I also need to touch on some common sense practices that most people do anyway, but are very important if you have a medical or physical impairment. Staying hydrated, eating properly and timely, as well as keeping your medication on correct schedule. Especially with a vestibular disorder or any brain injury make sure you take several rest breaks or just some quite time. I did this when others went on a ride that I couldn’t do. Finally, don’t dwell on your disorder. Everyone was there to have fun and relax, including me. I tried staying upbeat and positive and laughed and smiled more during that week then I have in a long while. I also wanted to be prepared in case someone asked why I was using a wheelchair, because there were times that I stood and walked and acted like I was a normal person. I decided that I would use the opportunity to educate people about how this disorder feels and how hard it is to do simple things sometimes. Education is the key to helping others understand so they can empathize with what we are going through.

Lastly, I would like to tell you how my actual vacation went, what kinds of obstacles I faced, and what kinds of challenges I overcame. First of all, I would like to take a few minutes to thank my entire family who all contributed to my successful vacation. They helped me by pushing my wheelchair and slowing down so I would feel comfortable. My wife who has stood behind me 100 percent since day one after my stroke is always my rock, and she watched out for me to make sure I wasn’t overdoing it. Using the wheelchair helped me tremendously cut down on my dizziness, but getting around a site as large as Disney had some challenges. Stores as well as streets and sidewalks are continually crowed and navigating a wheelchair is much harder then I imagined. I commend people who have to do it all the time.
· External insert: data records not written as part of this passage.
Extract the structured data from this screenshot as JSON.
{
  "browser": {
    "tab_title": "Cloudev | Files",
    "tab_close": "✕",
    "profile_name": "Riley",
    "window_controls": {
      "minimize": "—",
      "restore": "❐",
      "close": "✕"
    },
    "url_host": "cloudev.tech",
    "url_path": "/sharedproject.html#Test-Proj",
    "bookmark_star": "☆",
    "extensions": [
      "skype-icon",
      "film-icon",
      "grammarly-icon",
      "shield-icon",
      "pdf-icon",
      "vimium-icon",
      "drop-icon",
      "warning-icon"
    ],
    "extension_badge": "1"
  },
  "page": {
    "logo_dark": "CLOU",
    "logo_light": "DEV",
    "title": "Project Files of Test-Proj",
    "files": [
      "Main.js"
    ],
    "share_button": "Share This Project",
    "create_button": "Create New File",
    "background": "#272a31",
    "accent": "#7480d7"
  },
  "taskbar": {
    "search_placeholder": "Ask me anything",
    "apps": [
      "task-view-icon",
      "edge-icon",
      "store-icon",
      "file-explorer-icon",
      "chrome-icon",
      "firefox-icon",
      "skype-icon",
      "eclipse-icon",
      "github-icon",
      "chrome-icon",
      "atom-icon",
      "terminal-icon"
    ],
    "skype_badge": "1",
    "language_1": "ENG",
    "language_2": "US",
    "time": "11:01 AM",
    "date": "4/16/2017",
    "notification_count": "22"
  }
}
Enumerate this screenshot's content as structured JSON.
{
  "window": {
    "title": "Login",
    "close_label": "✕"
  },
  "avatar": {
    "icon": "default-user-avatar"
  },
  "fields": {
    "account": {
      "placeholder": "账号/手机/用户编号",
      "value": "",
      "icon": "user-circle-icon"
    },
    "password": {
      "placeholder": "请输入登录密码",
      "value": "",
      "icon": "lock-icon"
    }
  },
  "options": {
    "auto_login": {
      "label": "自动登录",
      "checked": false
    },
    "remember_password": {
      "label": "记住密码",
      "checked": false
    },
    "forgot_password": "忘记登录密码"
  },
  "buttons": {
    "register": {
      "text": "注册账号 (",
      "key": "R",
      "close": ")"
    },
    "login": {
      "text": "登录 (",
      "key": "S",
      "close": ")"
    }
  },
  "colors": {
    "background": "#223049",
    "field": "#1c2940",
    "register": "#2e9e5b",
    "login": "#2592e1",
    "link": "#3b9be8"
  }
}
I went on most rides except for a couple of extreme rides that my wife wouldn’t budge as I tried to persuade her to let me try them. That was probably the right decision on her part. Overall we all had a great time we learned a lot about vacationing, our family and the respect we all have for people with a disability.

I hope to encourage others with a vestibular disorder to take a well deserved vacation. Although it takes planning, dedication, communication, and a lot of will, all of us deserve a vacation to help reset our goals and our lives. Although you may not want to take on the extreme craziness of Disney, you can still plan some time away, even if it’s just a few days. Hopefully my journey will lead to your journey. Thank you very much for taking a few minutes listen to my perspective.